tee command, it writes the output of a command to a regular file. However, some files and directories such as system directories or protected files require superuser privileges to modify. To write to these files or files owned by other users, use
tee in conjunction with
In the example below, when you try to write a root-owned “file.conf” file without using
sudo, it will give you a permission denied error.
echo "This is Ubuntu" | tee -a /etc/file.conf
However, when you use the
sudo with the
tee command, this will run without any error. You can use the
sudo command to run the
tee command as the root user or the owner of the file. Simply prepend
sudo with the
echo "This is Ubuntu" | sudo tee -a /etc/file.conf
tee command will take the

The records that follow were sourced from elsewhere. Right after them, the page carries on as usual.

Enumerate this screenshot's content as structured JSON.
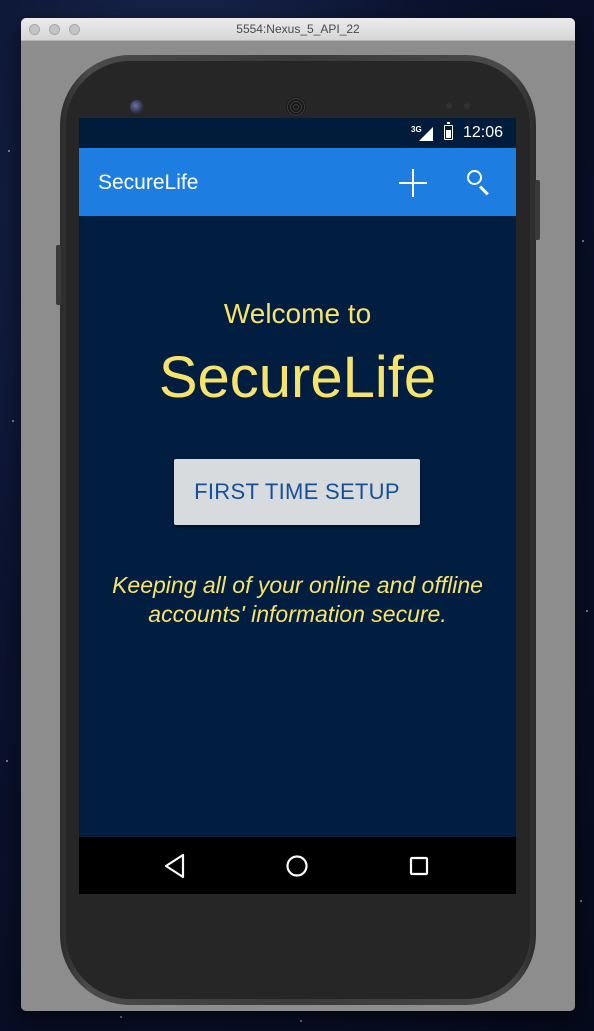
{
  "window": {
    "title": "5554:Nexus_5_API_22"
  },
  "status_bar": {
    "network": "3G",
    "time": "12:06"
  },
  "app_bar": {
    "title": "SecureLife",
    "icons": {
      "add": "plus-icon",
      "search": "search-icon"
    }
  },
  "main": {
    "welcome": "Welcome to",
    "app_name": "SecureLife",
    "setup_button": "FIRST TIME SETUP",
    "tagline_line1": "Keeping all of your online and offline",
    "tagline_line2": "accounts' information secure."
  },
  "nav_bar": {
    "icons": {
      "back": "back-triangle-icon",
      "home": "home-circle-icon",
      "recents": "recents-square-icon"
    }
  },
  "colors": {
    "screen_bg": "#011e40",
    "app_bar": "#1e7de0",
    "accent_text": "#f7e36b",
    "button_bg": "#d8dbde",
    "button_text": "#154f97"
  }
}
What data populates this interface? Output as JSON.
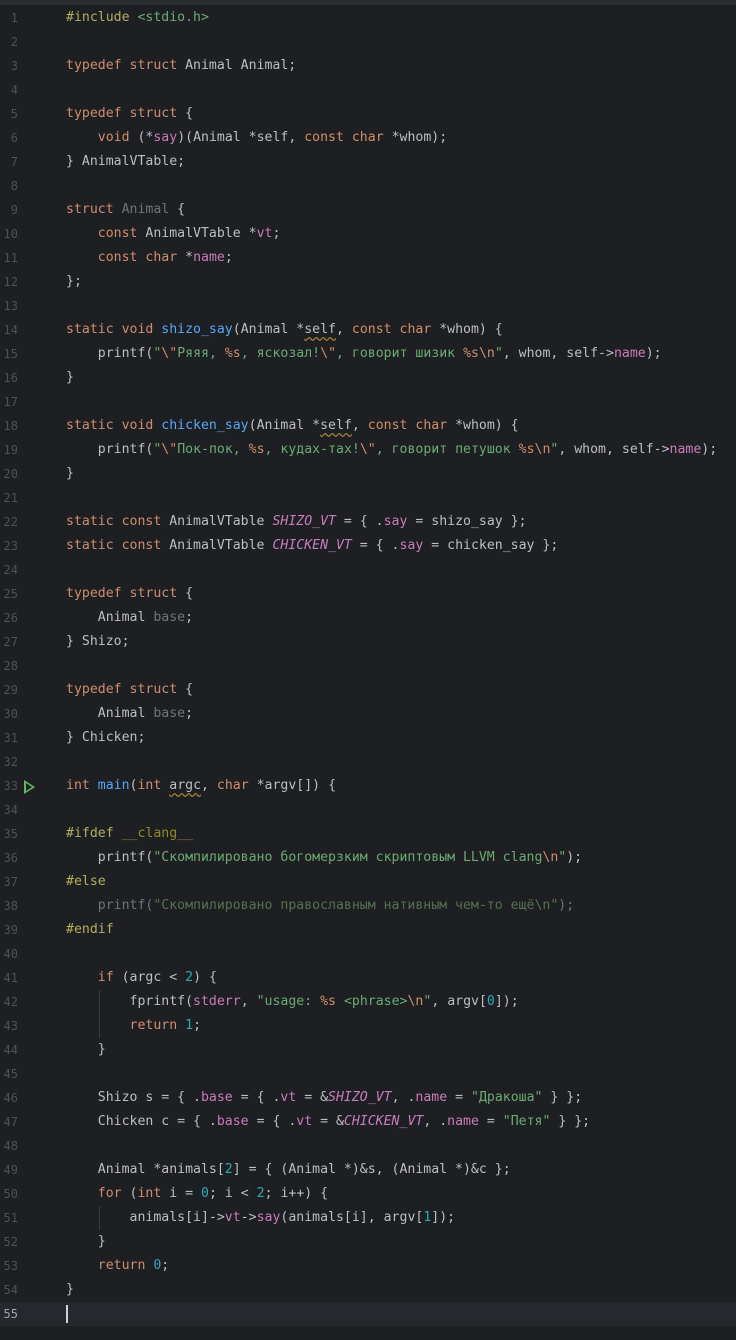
{
  "editor": {
    "current_line": 55,
    "lines": [
      {
        "n": "1",
        "t": [
          [
            "pp",
            "#include "
          ],
          [
            "str",
            "<stdio.h>"
          ]
        ]
      },
      {
        "n": "2",
        "t": []
      },
      {
        "n": "3",
        "t": [
          [
            "kw",
            "typedef struct "
          ],
          [
            "",
            "Animal Animal;"
          ]
        ]
      },
      {
        "n": "4",
        "t": []
      },
      {
        "n": "5",
        "t": [
          [
            "kw",
            "typedef struct "
          ],
          [
            "",
            "{"
          ]
        ]
      },
      {
        "n": "6",
        "t": [
          [
            "",
            "    "
          ],
          [
            "kw",
            "void "
          ],
          [
            "",
            "(*"
          ],
          [
            "mem",
            "say"
          ],
          [
            "",
            ")(Animal *self, "
          ],
          [
            "kw",
            "const char "
          ],
          [
            "",
            "*whom);"
          ]
        ]
      },
      {
        "n": "7",
        "t": [
          [
            "",
            "} AnimalVTable;"
          ]
        ]
      },
      {
        "n": "8",
        "t": []
      },
      {
        "n": "9",
        "t": [
          [
            "kw",
            "struct "
          ],
          [
            "dim",
            "Animal"
          ],
          [
            "",
            " {"
          ]
        ]
      },
      {
        "n": "10",
        "t": [
          [
            "",
            "    "
          ],
          [
            "kw",
            "const "
          ],
          [
            "",
            "AnimalVTable *"
          ],
          [
            "mem",
            "vt"
          ],
          [
            "",
            ";"
          ]
        ]
      },
      {
        "n": "11",
        "t": [
          [
            "",
            "    "
          ],
          [
            "kw",
            "const char "
          ],
          [
            "",
            "*"
          ],
          [
            "mem",
            "name"
          ],
          [
            "",
            ";"
          ]
        ]
      },
      {
        "n": "12",
        "t": [
          [
            "",
            "};"
          ]
        ]
      },
      {
        "n": "13",
        "t": []
      },
      {
        "n": "14",
        "t": [
          [
            "kw",
            "static void "
          ],
          [
            "fn",
            "shizo_say"
          ],
          [
            "",
            "(Animal *"
          ],
          [
            "ul",
            "self"
          ],
          [
            "",
            ", "
          ],
          [
            "kw",
            "const char "
          ],
          [
            "",
            "*whom) {"
          ]
        ]
      },
      {
        "n": "15",
        "t": [
          [
            "",
            "    printf("
          ],
          [
            "str",
            "\""
          ],
          [
            "esc",
            "\\\""
          ],
          [
            "str",
            "Ряяя, "
          ],
          [
            "esc",
            "%s"
          ],
          [
            "str",
            ", яскозал!"
          ],
          [
            "esc",
            "\\\""
          ],
          [
            "str",
            ", говорит шизик "
          ],
          [
            "esc",
            "%s\\n"
          ],
          [
            "str",
            "\""
          ],
          [
            "",
            ", whom, self->"
          ],
          [
            "mem",
            "name"
          ],
          [
            "",
            ");"
          ]
        ]
      },
      {
        "n": "16",
        "t": [
          [
            "",
            "}"
          ]
        ]
      },
      {
        "n": "17",
        "t": []
      },
      {
        "n": "18",
        "t": [
          [
            "kw",
            "static void "
          ],
          [
            "fn",
            "chicken_say"
          ],
          [
            "",
            "(Animal *"
          ],
          [
            "ul",
            "self"
          ],
          [
            "",
            ", "
          ],
          [
            "kw",
            "const char "
          ],
          [
            "",
            "*whom) {"
          ]
        ]
      },
      {
        "n": "19",
        "t": [
          [
            "",
            "    printf("
          ],
          [
            "str",
            "\""
          ],
          [
            "esc",
            "\\\""
          ],
          [
            "str",
            "Пок-пок, "
          ],
          [
            "esc",
            "%s"
          ],
          [
            "str",
            ", кудах-тах!"
          ],
          [
            "esc",
            "\\\""
          ],
          [
            "str",
            ", говорит петушок "
          ],
          [
            "esc",
            "%s\\n"
          ],
          [
            "str",
            "\""
          ],
          [
            "",
            ", whom, self->"
          ],
          [
            "mem",
            "name"
          ],
          [
            "",
            ");"
          ]
        ]
      },
      {
        "n": "20",
        "t": [
          [
            "",
            "}"
          ]
        ]
      },
      {
        "n": "21",
        "t": []
      },
      {
        "n": "22",
        "t": [
          [
            "kw",
            "static const "
          ],
          [
            "",
            "AnimalVTable "
          ],
          [
            "cst",
            "SHIZO_VT"
          ],
          [
            "",
            " = { ."
          ],
          [
            "mem",
            "say"
          ],
          [
            "",
            " = shizo_say };"
          ]
        ]
      },
      {
        "n": "23",
        "t": [
          [
            "kw",
            "static const "
          ],
          [
            "",
            "AnimalVTable "
          ],
          [
            "cst",
            "CHICKEN_VT"
          ],
          [
            "",
            " = { ."
          ],
          [
            "mem",
            "say"
          ],
          [
            "",
            " = chicken_say };"
          ]
        ]
      },
      {
        "n": "24",
        "t": []
      },
      {
        "n": "25",
        "t": [
          [
            "kw",
            "typedef struct "
          ],
          [
            "",
            "{"
          ]
        ]
      },
      {
        "n": "26",
        "t": [
          [
            "",
            "    Animal "
          ],
          [
            "dim",
            "base"
          ],
          [
            "",
            ";"
          ]
        ]
      },
      {
        "n": "27",
        "t": [
          [
            "",
            "} Shizo;"
          ]
        ]
      },
      {
        "n": "28",
        "t": []
      },
      {
        "n": "29",
        "t": [
          [
            "kw",
            "typedef struct "
          ],
          [
            "",
            "{"
          ]
        ]
      },
      {
        "n": "30",
        "t": [
          [
            "",
            "    Animal "
          ],
          [
            "dim",
            "base"
          ],
          [
            "",
            ";"
          ]
        ]
      },
      {
        "n": "31",
        "t": [
          [
            "",
            "} Chicken;"
          ]
        ]
      },
      {
        "n": "32",
        "t": []
      },
      {
        "n": "33",
        "t": [
          [
            "kw",
            "int "
          ],
          [
            "fn",
            "main"
          ],
          [
            "",
            "("
          ],
          [
            "kw",
            "int "
          ],
          [
            "ul",
            "argc"
          ],
          [
            "",
            ", "
          ],
          [
            "kw",
            "char "
          ],
          [
            "",
            "*argv[]) {"
          ]
        ]
      },
      {
        "n": "34",
        "t": []
      },
      {
        "n": "35",
        "t": [
          [
            "pp",
            "#ifdef "
          ],
          [
            "mac",
            "__clang__"
          ]
        ]
      },
      {
        "n": "36",
        "t": [
          [
            "",
            "    printf("
          ],
          [
            "str",
            "\"Скомпилировано богомерзким скриптовым LLVM clang"
          ],
          [
            "esc",
            "\\n"
          ],
          [
            "str",
            "\""
          ],
          [
            "",
            ");"
          ]
        ]
      },
      {
        "n": "37",
        "t": [
          [
            "pp",
            "#else"
          ]
        ]
      },
      {
        "n": "38",
        "t": [
          [
            "dim",
            "    printf("
          ],
          [
            "dimstr",
            "\"Скомпилировано православным нативным чем-то ещё\\n\""
          ],
          [
            "dim",
            ");"
          ]
        ]
      },
      {
        "n": "39",
        "t": [
          [
            "pp",
            "#endif"
          ]
        ]
      },
      {
        "n": "40",
        "t": []
      },
      {
        "n": "41",
        "t": [
          [
            "",
            "    "
          ],
          [
            "kw",
            "if "
          ],
          [
            "",
            "(argc < "
          ],
          [
            "num",
            "2"
          ],
          [
            "",
            ") {"
          ]
        ]
      },
      {
        "n": "42",
        "t": [
          [
            "",
            "        fprintf("
          ],
          [
            "mem",
            "stderr"
          ],
          [
            "",
            ", "
          ],
          [
            "str",
            "\"usage: "
          ],
          [
            "esc",
            "%s"
          ],
          [
            "str",
            " <phrase>"
          ],
          [
            "esc",
            "\\n"
          ],
          [
            "str",
            "\""
          ],
          [
            "",
            ", argv["
          ],
          [
            "num",
            "0"
          ],
          [
            "",
            "]);"
          ]
        ]
      },
      {
        "n": "43",
        "t": [
          [
            "",
            "        "
          ],
          [
            "kw",
            "return "
          ],
          [
            "num",
            "1"
          ],
          [
            "",
            ";"
          ]
        ]
      },
      {
        "n": "44",
        "t": [
          [
            "",
            "    }"
          ]
        ]
      },
      {
        "n": "45",
        "t": []
      },
      {
        "n": "46",
        "t": [
          [
            "",
            "    Shizo s = { ."
          ],
          [
            "mem",
            "base"
          ],
          [
            "",
            " = { ."
          ],
          [
            "mem",
            "vt"
          ],
          [
            "",
            " = &"
          ],
          [
            "cst",
            "SHIZO_VT"
          ],
          [
            "",
            ", ."
          ],
          [
            "mem",
            "name"
          ],
          [
            "",
            " = "
          ],
          [
            "str",
            "\"Дракоша\""
          ],
          [
            "",
            " } };"
          ]
        ]
      },
      {
        "n": "47",
        "t": [
          [
            "",
            "    Chicken c = { ."
          ],
          [
            "mem",
            "base"
          ],
          [
            "",
            " = { ."
          ],
          [
            "mem",
            "vt"
          ],
          [
            "",
            " = &"
          ],
          [
            "cst",
            "CHICKEN_VT"
          ],
          [
            "",
            ", ."
          ],
          [
            "mem",
            "name"
          ],
          [
            "",
            " = "
          ],
          [
            "str",
            "\"Петя\""
          ],
          [
            "",
            " } };"
          ]
        ]
      },
      {
        "n": "48",
        "t": []
      },
      {
        "n": "49",
        "t": [
          [
            "",
            "    Animal *animals["
          ],
          [
            "num",
            "2"
          ],
          [
            "",
            "] = { (Animal *)&s, (Animal *)&c };"
          ]
        ]
      },
      {
        "n": "50",
        "t": [
          [
            "",
            "    "
          ],
          [
            "kw",
            "for "
          ],
          [
            "",
            "("
          ],
          [
            "kw",
            "int "
          ],
          [
            "",
            "i = "
          ],
          [
            "num",
            "0"
          ],
          [
            "",
            "; i < "
          ],
          [
            "num",
            "2"
          ],
          [
            "",
            "; i++) {"
          ]
        ]
      },
      {
        "n": "51",
        "t": [
          [
            "",
            "        animals[i]->"
          ],
          [
            "mem",
            "vt"
          ],
          [
            "",
            "->"
          ],
          [
            "mem",
            "say"
          ],
          [
            "",
            "(animals[i], argv["
          ],
          [
            "num",
            "1"
          ],
          [
            "",
            "]);"
          ]
        ]
      },
      {
        "n": "52",
        "t": [
          [
            "",
            "    }"
          ]
        ]
      },
      {
        "n": "53",
        "t": [
          [
            "",
            "    "
          ],
          [
            "kw",
            "return "
          ],
          [
            "num",
            "0"
          ],
          [
            "",
            ";"
          ]
        ]
      },
      {
        "n": "54",
        "t": [
          [
            "",
            "}"
          ]
        ]
      },
      {
        "n": "55",
        "t": []
      }
    ]
  }
}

echo command output. After that, it elevates to
sudo permissions and writes the text to the file.
Examples of Using tee in a Bash Script
tee command can be useful in various scripting scenarios. It helps you to log or capture the output of a command for further processing or debugging. The
tee command will not only display output but also save it to a file or files for later use.
For example, if you want to see the date and time on the terminal and also write it to a file named log.txt, use the following bash script:
date | tee log.txt
In this case, the standard input is the output of the date command, which shows the current date and time. The
tee command writes this output to the terminal and the file log.txt. If the file log.txt does not exist, it will be created. If it exists, it will be overwritten, unless you use the
-a option to append to the file.
You can also use the
tee command to write to multiple files by specifying more file names as arguments.
date | tee log1.txt log2.txt
This script prints the date and time to the terminal and to two files named log1.txt and log2.txt. Read both files content using
cat log1.txt log2.txt
Let’s consider another simple bash script that takes an input and stores it inside a log file—using the
echo "Please enter some text:"
echo "$user_input" | tee -a "$log_file"
echo "User input has been logged to $log_file"
In the given bash script, define a variable called “log_file” and assign it the name of the log file you want to use, such as “user_input.log”. Then, use the
echo command and the
read command to prompt you to enter some text and store it in a variable. Next, use the
tee command with the
-a option to display the enter input on the terminal and append it to the log file.
Finally, use the
echo command again to give feedback. This will tell you that your input has been logged into the file. This way it lets you create a bash script that saves your input to a log file and shows it on the screen.
Run the bash script using
Monitoring Processes on Your Linux System
To keep tabs on how well your Linux system is running, you should observe the activities of its processes. This includes CPU and memory usage, disk I/O, and network activity. Identifying performance bottlenecks helps optimize system resources and ensures that your system operates efficiently.
tee command, Linux has multiple other commands that help you monitor the processes easily. Some of the main commands include
pgrep command. Linux’s systems often run multiple processes simultaneously. Using these commands you can prioritize critical tasks, allocate resources appropriately, and prevent resource contention.